Griechische Kunst: Aphrodite von Melos

Part 1

Aphrodite of Melos (Venus de Milo) sculpture from [Hage?]andros of Antioch, son of Menides, 130 - 100 BC, marble 2.04 m. Louvre Paris, France. (Source)

Aphrodite of Melos (or Milos) is probably the most known Hellenistic sculpture although no work survived from antiquity mentions this work. In a hand (lost) she holds proud the apple of Paris given to the kallistiti, the most beautiful woman.

The Hellenistic sculpture was found on the island of Melos (Melos a Greek name for apple), one of the Cyclades islands, in 8.4.1820. It was inside a a place dedicated to Hermes and Heracles, the patrons of the Palaestra by Bachius or Sextus, the son of Satius, probably a rich person of Melos who paid for the construction of the Gymnasium and Palaestra.

The sculpture was found by a farmer George Kentrotas, then a French explorer, Jules-Sébastien-César Dumont d’Urville , informs the French ambassador to Turkey (Marquis de Riviere) who gains the piece. The Greek authorities agreed to give it for a price of only 1000 francs! The statue, trailed by ground, loses her arms while it was transported to a French ship (Efstatette) in 23.5.1820 while some Greeks tried to prevent the transport. The statue was presented to King Louis XVIII and later it was obtained by the Louvre museum in Paris. Initially considered as a work of Praxiteles.

In a modern study many images of faces of different women were combined to form an average face. The result was a face of a beautiful woman. I was surprised by the following comment: "There is a well known story of the Greek sculptor commissioned to do a statue of Venus who studied different virgins and the combined their features in producing his ideal statue." I don't know how many virgins were used by the Greek sculptor. The DNA combinatorics tells us that the number of possible women is limited although much much larger than the current world population. Using Weber-Fechner's logarithmic law we can estimate how much more our senses will react viewing the "absolute perfect Aphrodite" in comparison to Venus de Milo


Another View (Source)

Click Image to enlarge

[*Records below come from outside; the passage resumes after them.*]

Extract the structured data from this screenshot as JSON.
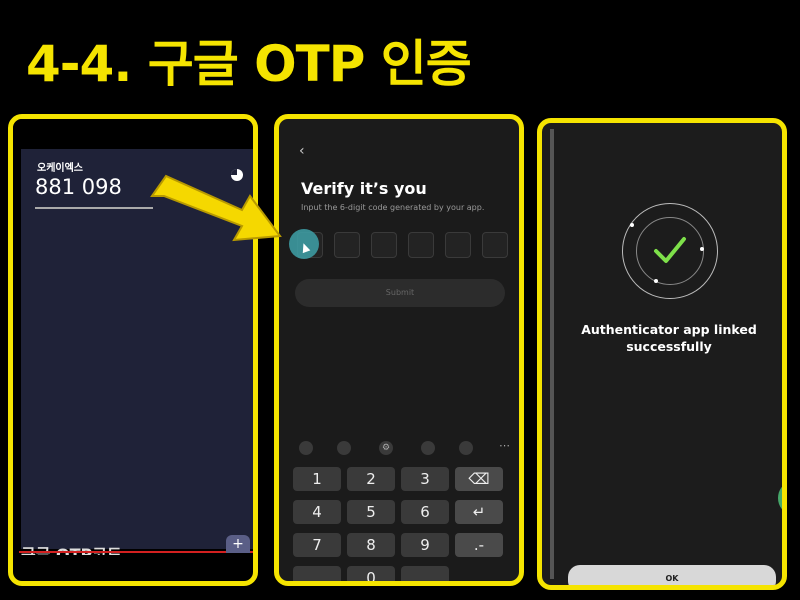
{
  "title": "4-4. 구글 OTP 인증",
  "panel1": {
    "account_name": "오케이엑스",
    "otp_code": "881 098",
    "bottom_caption": "구글 OTP코드",
    "add_button": "+"
  },
  "panel2": {
    "back": "‹",
    "heading": "Verify it’s you",
    "subtext": "Input the 6-digit code generated by your app.",
    "submit_label": "Submit",
    "toolbar_more": "⋯",
    "keys": [
      "1",
      "2",
      "3",
      "⌫",
      "4",
      "5",
      "6",
      "↵",
      "7",
      "8",
      "9",
      ".-",
      "",
      "0",
      "",
      ""
    ]
  },
  "panel3": {
    "message": "Authenticator app linked successfully",
    "ok_label": "OK"
  },
  "colors": {
    "accent_yellow": "#f5e400",
    "teal_cursor": "#3ea1a8",
    "check_green": "#7ee04a"
  }
}
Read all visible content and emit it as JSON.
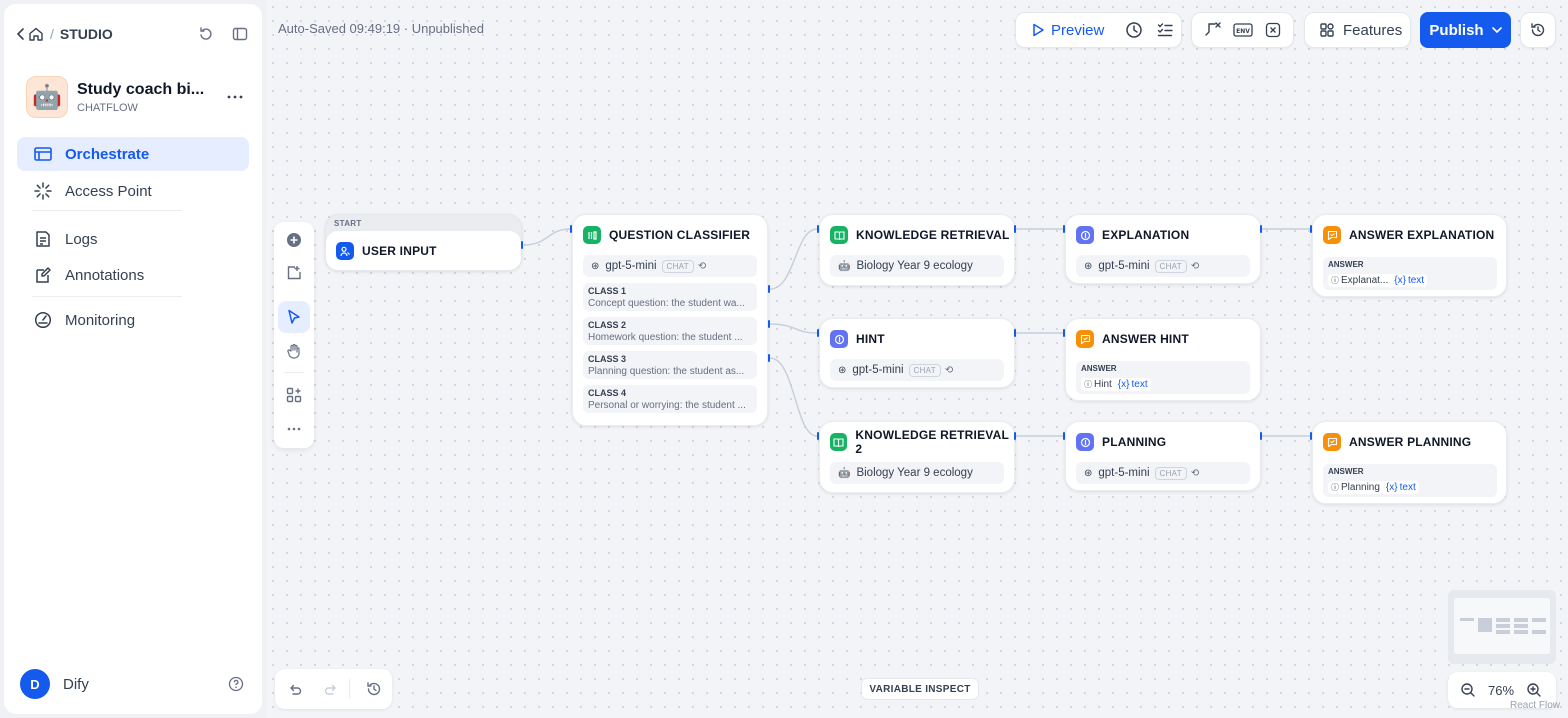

Venus de Milo Stamps from Grece and from Paraguay (from Latein Education Highway, Austria)

Part 2, Venus de Milo in Modern Art





Hellenica World - Scientific Library